• [Data about app and page elements]:
-=-=-=-=-

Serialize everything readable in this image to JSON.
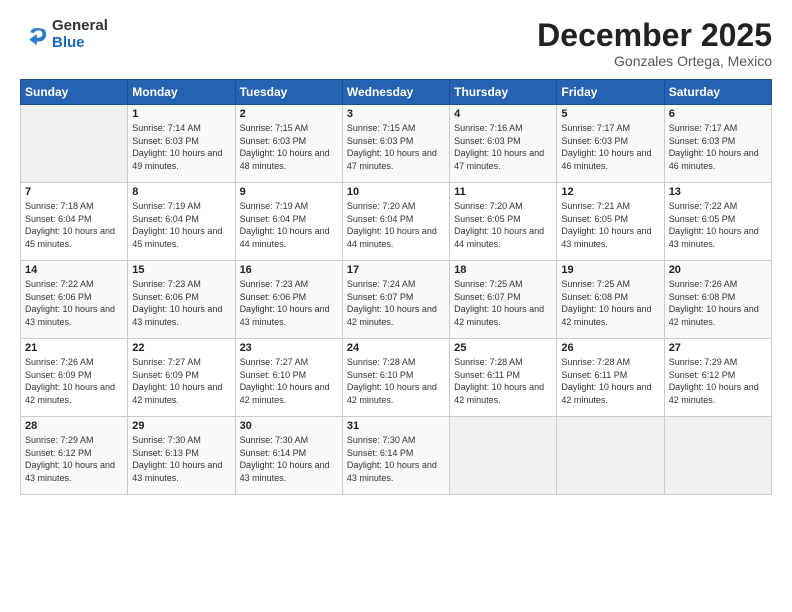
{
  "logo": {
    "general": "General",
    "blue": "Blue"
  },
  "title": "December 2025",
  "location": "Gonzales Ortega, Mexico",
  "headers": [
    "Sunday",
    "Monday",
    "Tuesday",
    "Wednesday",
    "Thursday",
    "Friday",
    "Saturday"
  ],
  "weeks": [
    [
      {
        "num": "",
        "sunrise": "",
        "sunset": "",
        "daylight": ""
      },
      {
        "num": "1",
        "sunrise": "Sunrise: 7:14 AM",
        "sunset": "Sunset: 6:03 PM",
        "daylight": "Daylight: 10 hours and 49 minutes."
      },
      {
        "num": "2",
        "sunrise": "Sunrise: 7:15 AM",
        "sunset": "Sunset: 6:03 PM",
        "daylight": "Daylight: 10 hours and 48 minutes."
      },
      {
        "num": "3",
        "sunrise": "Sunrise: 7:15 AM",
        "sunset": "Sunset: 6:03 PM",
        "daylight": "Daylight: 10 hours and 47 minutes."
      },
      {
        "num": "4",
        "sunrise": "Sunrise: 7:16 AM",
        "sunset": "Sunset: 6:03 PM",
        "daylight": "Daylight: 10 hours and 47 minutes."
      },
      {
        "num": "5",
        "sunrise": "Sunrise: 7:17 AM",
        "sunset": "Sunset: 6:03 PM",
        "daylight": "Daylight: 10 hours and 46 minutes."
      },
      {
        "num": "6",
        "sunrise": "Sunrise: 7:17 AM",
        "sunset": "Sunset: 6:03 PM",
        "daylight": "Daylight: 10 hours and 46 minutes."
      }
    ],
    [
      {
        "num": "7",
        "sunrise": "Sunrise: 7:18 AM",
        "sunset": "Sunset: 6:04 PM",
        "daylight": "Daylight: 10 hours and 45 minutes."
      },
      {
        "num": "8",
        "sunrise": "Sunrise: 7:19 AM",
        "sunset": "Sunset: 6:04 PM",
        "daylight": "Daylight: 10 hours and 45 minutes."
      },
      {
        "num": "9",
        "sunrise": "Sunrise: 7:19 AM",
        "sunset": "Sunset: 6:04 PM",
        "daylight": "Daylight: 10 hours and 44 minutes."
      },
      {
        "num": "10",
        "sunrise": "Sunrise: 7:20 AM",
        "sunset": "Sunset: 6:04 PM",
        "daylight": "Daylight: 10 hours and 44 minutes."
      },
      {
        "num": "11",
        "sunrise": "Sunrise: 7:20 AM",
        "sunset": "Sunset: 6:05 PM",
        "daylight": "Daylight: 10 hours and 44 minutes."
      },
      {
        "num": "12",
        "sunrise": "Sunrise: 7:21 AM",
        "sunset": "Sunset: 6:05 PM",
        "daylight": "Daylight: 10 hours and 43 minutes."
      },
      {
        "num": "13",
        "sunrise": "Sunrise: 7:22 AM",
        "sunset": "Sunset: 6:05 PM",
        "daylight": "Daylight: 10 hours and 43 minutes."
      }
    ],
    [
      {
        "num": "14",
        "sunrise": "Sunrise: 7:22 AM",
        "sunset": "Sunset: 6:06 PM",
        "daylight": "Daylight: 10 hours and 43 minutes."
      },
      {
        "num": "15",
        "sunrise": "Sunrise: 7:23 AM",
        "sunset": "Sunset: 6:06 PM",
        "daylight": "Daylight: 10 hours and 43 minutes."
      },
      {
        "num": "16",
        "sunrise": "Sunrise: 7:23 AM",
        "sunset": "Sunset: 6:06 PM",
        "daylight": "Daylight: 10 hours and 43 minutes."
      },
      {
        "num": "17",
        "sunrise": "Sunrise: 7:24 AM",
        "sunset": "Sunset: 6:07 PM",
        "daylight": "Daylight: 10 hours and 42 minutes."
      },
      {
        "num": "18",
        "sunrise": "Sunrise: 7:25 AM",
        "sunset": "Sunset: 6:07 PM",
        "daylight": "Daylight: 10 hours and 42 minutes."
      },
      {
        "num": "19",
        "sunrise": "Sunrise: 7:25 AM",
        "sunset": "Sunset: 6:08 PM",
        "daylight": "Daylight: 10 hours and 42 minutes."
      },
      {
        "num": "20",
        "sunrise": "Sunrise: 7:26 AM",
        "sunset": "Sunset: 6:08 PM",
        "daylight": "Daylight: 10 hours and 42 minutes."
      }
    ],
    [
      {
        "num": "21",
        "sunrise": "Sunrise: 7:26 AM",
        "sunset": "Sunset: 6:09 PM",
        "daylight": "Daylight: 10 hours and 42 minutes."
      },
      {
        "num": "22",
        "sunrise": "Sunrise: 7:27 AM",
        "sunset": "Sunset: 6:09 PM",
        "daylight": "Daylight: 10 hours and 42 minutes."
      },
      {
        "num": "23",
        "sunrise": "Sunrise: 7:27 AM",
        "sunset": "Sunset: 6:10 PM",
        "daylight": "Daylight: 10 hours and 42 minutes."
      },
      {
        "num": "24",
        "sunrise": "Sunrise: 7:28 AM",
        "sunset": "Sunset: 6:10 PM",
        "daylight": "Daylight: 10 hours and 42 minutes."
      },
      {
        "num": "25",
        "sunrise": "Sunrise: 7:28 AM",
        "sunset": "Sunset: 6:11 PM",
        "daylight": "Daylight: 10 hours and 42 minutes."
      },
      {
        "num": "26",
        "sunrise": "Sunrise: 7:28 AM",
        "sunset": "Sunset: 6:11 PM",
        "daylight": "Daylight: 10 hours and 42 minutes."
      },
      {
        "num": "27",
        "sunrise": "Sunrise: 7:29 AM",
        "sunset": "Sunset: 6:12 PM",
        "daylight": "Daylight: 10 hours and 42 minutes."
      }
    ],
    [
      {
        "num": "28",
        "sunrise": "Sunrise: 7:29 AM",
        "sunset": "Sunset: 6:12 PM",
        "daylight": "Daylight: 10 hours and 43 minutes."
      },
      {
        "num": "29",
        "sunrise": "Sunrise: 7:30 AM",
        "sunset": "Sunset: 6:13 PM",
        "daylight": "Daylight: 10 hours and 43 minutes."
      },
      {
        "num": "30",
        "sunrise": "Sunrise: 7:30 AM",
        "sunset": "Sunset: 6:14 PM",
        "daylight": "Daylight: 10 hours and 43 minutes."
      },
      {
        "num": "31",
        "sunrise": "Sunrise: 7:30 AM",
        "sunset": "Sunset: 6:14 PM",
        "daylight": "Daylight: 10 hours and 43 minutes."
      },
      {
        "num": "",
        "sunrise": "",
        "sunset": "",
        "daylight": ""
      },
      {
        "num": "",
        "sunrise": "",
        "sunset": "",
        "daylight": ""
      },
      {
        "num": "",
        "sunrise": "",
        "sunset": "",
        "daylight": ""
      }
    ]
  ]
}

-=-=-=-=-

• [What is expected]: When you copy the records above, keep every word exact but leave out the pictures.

• [Written solution]:
Serialize everything readable in this image to JSON.
{
  "logo": {
    "general": "General",
    "blue": "Blue"
  },
  "title": "December 2025",
  "location": "Gonzales Ortega, Mexico",
  "headers": [
    "Sunday",
    "Monday",
    "Tuesday",
    "Wednesday",
    "Thursday",
    "Friday",
    "Saturday"
  ],
  "weeks": [
    [
      {
        "num": "",
        "sunrise": "",
        "sunset": "",
        "daylight": ""
      },
      {
        "num": "1",
        "sunrise": "Sunrise: 7:14 AM",
        "sunset": "Sunset: 6:03 PM",
        "daylight": "Daylight: 10 hours and 49 minutes."
      },
      {
        "num": "2",
        "sunrise": "Sunrise: 7:15 AM",
        "sunset": "Sunset: 6:03 PM",
        "daylight": "Daylight: 10 hours and 48 minutes."
      },
      {
        "num": "3",
        "sunrise": "Sunrise: 7:15 AM",
        "sunset": "Sunset: 6:03 PM",
        "daylight": "Daylight: 10 hours and 47 minutes."
      },
      {
        "num": "4",
        "sunrise": "Sunrise: 7:16 AM",
        "sunset": "Sunset: 6:03 PM",
        "daylight": "Daylight: 10 hours and 47 minutes."
      },
      {
        "num": "5",
        "sunrise": "Sunrise: 7:17 AM",
        "sunset": "Sunset: 6:03 PM",
        "daylight": "Daylight: 10 hours and 46 minutes."
      },
      {
        "num": "6",
        "sunrise": "Sunrise: 7:17 AM",
        "sunset": "Sunset: 6:03 PM",
        "daylight": "Daylight: 10 hours and 46 minutes."
      }
    ],
    [
      {
        "num": "7",
        "sunrise": "Sunrise: 7:18 AM",
        "sunset": "Sunset: 6:04 PM",
        "daylight": "Daylight: 10 hours and 45 minutes."
      },
      {
        "num": "8",
        "sunrise": "Sunrise: 7:19 AM",
        "sunset": "Sunset: 6:04 PM",
        "daylight": "Daylight: 10 hours and 45 minutes."
      },
      {
        "num": "9",
        "sunrise": "Sunrise: 7:19 AM",
        "sunset": "Sunset: 6:04 PM",
        "daylight": "Daylight: 10 hours and 44 minutes."
      },
      {
        "num": "10",
        "sunrise": "Sunrise: 7:20 AM",
        "sunset": "Sunset: 6:04 PM",
        "daylight": "Daylight: 10 hours and 44 minutes."
      },
      {
        "num": "11",
        "sunrise": "Sunrise: 7:20 AM",
        "sunset": "Sunset: 6:05 PM",
        "daylight": "Daylight: 10 hours and 44 minutes."
      },
      {
        "num": "12",
        "sunrise": "Sunrise: 7:21 AM",
        "sunset": "Sunset: 6:05 PM",
        "daylight": "Daylight: 10 hours and 43 minutes."
      },
      {
        "num": "13",
        "sunrise": "Sunrise: 7:22 AM",
        "sunset": "Sunset: 6:05 PM",
        "daylight": "Daylight: 10 hours and 43 minutes."
      }
    ],
    [
      {
        "num": "14",
        "sunrise": "Sunrise: 7:22 AM",
        "sunset": "Sunset: 6:06 PM",
        "daylight": "Daylight: 10 hours and 43 minutes."
      },
      {
        "num": "15",
        "sunrise": "Sunrise: 7:23 AM",
        "sunset": "Sunset: 6:06 PM",
        "daylight": "Daylight: 10 hours and 43 minutes."
      },
      {
        "num": "16",
        "sunrise": "Sunrise: 7:23 AM",
        "sunset": "Sunset: 6:06 PM",
        "daylight": "Daylight: 10 hours and 43 minutes."
      },
      {
        "num": "17",
        "sunrise": "Sunrise: 7:24 AM",
        "sunset": "Sunset: 6:07 PM",
        "daylight": "Daylight: 10 hours and 42 minutes."
      },
      {
        "num": "18",
        "sunrise": "Sunrise: 7:25 AM",
        "sunset": "Sunset: 6:07 PM",
        "daylight": "Daylight: 10 hours and 42 minutes."
      },
      {
        "num": "19",
        "sunrise": "Sunrise: 7:25 AM",
        "sunset": "Sunset: 6:08 PM",
        "daylight": "Daylight: 10 hours and 42 minutes."
      },
      {
        "num": "20",
        "sunrise": "Sunrise: 7:26 AM",
        "sunset": "Sunset: 6:08 PM",
        "daylight": "Daylight: 10 hours and 42 minutes."
      }
    ],
    [
      {
        "num": "21",
        "sunrise": "Sunrise: 7:26 AM",
        "sunset": "Sunset: 6:09 PM",
        "daylight": "Daylight: 10 hours and 42 minutes."
      },
      {
        "num": "22",
        "sunrise": "Sunrise: 7:27 AM",
        "sunset": "Sunset: 6:09 PM",
        "daylight": "Daylight: 10 hours and 42 minutes."
      },
      {
        "num": "23",
        "sunrise": "Sunrise: 7:27 AM",
        "sunset": "Sunset: 6:10 PM",
        "daylight": "Daylight: 10 hours and 42 minutes."
      },
      {
        "num": "24",
        "sunrise": "Sunrise: 7:28 AM",
        "sunset": "Sunset: 6:10 PM",
        "daylight": "Daylight: 10 hours and 42 minutes."
      },
      {
        "num": "25",
        "sunrise": "Sunrise: 7:28 AM",
        "sunset": "Sunset: 6:11 PM",
        "daylight": "Daylight: 10 hours and 42 minutes."
      },
      {
        "num": "26",
        "sunrise": "Sunrise: 7:28 AM",
        "sunset": "Sunset: 6:11 PM",
        "daylight": "Daylight: 10 hours and 42 minutes."
      },
      {
        "num": "27",
        "sunrise": "Sunrise: 7:29 AM",
        "sunset": "Sunset: 6:12 PM",
        "daylight": "Daylight: 10 hours and 42 minutes."
      }
    ],
    [
      {
        "num": "28",
        "sunrise": "Sunrise: 7:29 AM",
        "sunset": "Sunset: 6:12 PM",
        "daylight": "Daylight: 10 hours and 43 minutes."
      },
      {
        "num": "29",
        "sunrise": "Sunrise: 7:30 AM",
        "sunset": "Sunset: 6:13 PM",
        "daylight": "Daylight: 10 hours and 43 minutes."
      },
      {
        "num": "30",
        "sunrise": "Sunrise: 7:30 AM",
        "sunset": "Sunset: 6:14 PM",
        "daylight": "Daylight: 10 hours and 43 minutes."
      },
      {
        "num": "31",
        "sunrise": "Sunrise: 7:30 AM",
        "sunset": "Sunset: 6:14 PM",
        "daylight": "Daylight: 10 hours and 43 minutes."
      },
      {
        "num": "",
        "sunrise": "",
        "sunset": "",
        "daylight": ""
      },
      {
        "num": "",
        "sunrise": "",
        "sunset": "",
        "daylight": ""
      },
      {
        "num": "",
        "sunrise": "",
        "sunset": "",
        "daylight": ""
      }
    ]
  ]
}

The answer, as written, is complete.